The floor is yours, Seattle Mariners. Welcome back.
I don’t mean back from spring training, even though all those split-squad games render the Cactus League schedule longer than a celebrity marriage. I mean back to the main stage of the big tent.
The NCAA men’s basketball tournament season ended Monday night with one shining moment, followed by another moment — not so shining — that found the losing coach whining about the officiating.
The NBA playoffs have yet to begin, but are shaping up around here as a two-month yoga exercise combining deep yawns with shoulder shrugging.
And while the NFL in general, and the Seahawks in particular, long ago turned pro football into the Seattle Sport That Never Sleeps, I haven’t seen the names of Russell Wilson and Marshawn Lynch in the news for, like, three days.
As I was saying: The floor is yours, Mariners. If you’ve got ambitions of turning the low-spark buzz borne of some flattering preseason predictions into the high-heat buzz that captivates fans through the summer, the first month of the 2015 baseball season is as good a time as any to put on a show.
The opener against the Los Angeles Angels portended baseball’s resurgence in Seattle.
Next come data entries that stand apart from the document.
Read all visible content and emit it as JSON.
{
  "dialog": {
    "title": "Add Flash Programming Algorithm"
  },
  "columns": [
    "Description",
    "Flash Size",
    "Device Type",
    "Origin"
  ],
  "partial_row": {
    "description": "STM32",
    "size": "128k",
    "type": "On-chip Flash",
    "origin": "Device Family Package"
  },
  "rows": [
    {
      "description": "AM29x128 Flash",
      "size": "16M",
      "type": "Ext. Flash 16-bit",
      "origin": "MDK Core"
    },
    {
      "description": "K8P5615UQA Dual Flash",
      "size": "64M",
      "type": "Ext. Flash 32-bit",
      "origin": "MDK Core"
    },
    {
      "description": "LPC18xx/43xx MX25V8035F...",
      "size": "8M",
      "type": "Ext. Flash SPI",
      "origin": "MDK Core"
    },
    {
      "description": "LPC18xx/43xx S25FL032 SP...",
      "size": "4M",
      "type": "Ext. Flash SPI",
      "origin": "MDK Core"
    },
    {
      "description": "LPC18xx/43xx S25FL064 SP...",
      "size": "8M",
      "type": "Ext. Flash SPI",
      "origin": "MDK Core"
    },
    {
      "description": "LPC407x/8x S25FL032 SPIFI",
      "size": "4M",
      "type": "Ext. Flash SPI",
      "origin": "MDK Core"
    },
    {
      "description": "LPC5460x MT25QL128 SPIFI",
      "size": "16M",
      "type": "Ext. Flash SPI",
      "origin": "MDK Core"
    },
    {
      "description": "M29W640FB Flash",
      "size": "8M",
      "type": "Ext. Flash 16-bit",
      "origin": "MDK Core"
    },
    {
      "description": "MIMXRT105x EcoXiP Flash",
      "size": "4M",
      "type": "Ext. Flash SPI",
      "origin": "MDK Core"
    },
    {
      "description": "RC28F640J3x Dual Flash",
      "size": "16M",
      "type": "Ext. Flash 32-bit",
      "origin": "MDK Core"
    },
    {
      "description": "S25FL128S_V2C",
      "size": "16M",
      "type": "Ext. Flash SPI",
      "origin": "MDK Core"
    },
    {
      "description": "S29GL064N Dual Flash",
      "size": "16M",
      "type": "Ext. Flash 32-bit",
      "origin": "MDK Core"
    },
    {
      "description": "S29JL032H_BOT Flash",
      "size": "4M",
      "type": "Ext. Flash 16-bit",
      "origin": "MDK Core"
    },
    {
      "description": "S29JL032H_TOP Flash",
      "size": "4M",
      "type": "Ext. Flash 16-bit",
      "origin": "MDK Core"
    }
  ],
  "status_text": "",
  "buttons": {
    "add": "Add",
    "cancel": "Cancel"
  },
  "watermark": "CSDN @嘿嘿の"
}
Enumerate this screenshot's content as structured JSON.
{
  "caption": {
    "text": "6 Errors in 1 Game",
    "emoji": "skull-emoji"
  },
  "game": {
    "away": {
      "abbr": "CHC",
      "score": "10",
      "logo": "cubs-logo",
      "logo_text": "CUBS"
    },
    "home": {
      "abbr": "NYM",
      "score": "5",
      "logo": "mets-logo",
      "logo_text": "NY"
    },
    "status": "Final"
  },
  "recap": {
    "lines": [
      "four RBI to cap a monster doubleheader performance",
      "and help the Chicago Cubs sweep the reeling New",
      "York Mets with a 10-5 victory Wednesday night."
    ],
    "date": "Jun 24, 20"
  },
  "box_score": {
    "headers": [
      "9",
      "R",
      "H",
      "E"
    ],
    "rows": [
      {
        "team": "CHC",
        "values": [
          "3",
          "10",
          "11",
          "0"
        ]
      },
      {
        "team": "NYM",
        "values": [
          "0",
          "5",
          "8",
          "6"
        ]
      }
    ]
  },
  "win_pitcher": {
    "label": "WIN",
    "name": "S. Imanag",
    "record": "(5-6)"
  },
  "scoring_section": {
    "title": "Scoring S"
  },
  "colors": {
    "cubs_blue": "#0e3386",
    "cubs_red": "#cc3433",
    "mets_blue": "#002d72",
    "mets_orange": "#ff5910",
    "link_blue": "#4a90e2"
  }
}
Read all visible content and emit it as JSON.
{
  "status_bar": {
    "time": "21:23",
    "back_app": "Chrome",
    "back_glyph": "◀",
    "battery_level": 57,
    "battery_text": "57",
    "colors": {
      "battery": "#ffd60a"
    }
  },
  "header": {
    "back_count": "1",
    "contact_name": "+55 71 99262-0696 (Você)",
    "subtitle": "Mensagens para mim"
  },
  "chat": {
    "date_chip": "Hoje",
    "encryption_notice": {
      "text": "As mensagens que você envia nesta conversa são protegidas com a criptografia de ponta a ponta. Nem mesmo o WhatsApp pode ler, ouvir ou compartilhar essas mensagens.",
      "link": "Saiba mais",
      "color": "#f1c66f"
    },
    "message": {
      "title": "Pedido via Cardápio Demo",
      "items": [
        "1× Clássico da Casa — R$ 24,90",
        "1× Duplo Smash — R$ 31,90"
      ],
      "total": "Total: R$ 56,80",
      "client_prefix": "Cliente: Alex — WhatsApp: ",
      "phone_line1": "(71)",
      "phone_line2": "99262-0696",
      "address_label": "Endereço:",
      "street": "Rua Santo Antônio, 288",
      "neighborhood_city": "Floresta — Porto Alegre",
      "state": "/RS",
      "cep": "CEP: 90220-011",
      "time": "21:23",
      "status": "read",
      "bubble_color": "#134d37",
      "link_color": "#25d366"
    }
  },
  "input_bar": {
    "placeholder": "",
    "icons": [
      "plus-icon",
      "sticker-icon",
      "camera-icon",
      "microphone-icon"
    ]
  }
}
Not that Safeco Field was a quiet place last year to spend quality time with a previously estranged loved one, but the Mariners’ legitimate hopes in the pennant race didn’t translate into something resembling pennant fever until the final weekend.
Monday afternoon, the pennant-fever mood became apparent from Felix Hernandez’s first pitch — strike one on Angels leadoff hitter Kole Calhoun — and was sustained through the game’s final pitch, a double-play, imaginary-arrow inducing grounder thrown by closer Fernando Rodney.
The eighth-inning, two-out confrontation between Carson Smith and defending American League MVP Mike Trout reminded me of what Safeco Field sounds like, and feels like, when a relevant result is on the line.
A couple of runners aboard, a rookie reliever challenged to hold a three-run lead against Trout, who’d already hit a homer: The difference between a magical afternoon destined for the memory bank, and a doomed afternoon also destined for the memory bank, lurked on each Smith pitch.
“Ahh!,” the crowd roared in response to strike one. “Ahh!,” it roared again. “Oooh!,” the crowd responded to a borderline ball called low.
A split-second after Smith overpowered Trout for strike three, Safeco Field’s signature rally song, Zombie Nation’s “Kernkraft 400,” blared over the sound system.
We all recognize the Euro-techno tune — “da-da-da-dum, da-da-da-da-da-dum, da-dum, dee-dum” — from those seasons in the early 2000’s, when Lou Piniella’s clubs pretty much owned the local sports market. Hearing it Monday, as a grinning Carson Smith walked off the mound to a dancing ovation, gave me chills.
The floor is yours, Mariners, but it won’t be yours for long. Although it’s unlikely the Seahawks trade up to recover the first-round choice they relinquished to New Orleans for tight end Jimmy Graham, the NFL draft, which begins April 30, figures to restore football as a 24-7 conversation topic.
The U.S. Open at Chambers Bay, home of the first major pro golf tournament in the South Sound, is another potential diversion. Considering the Open is in late June and the opening of Seahawks training camp is in July, the Mariners’ best chance to grip the attention of local sports fans might be right now.
The floor belongs to you guys, if only temporarily, but no introduction is necessary. Fans at Safeco Field know the tune: Da-da-da-dum, da-da-da-da-
da-dum, da-dum, dee-dum.
Make ’em dance.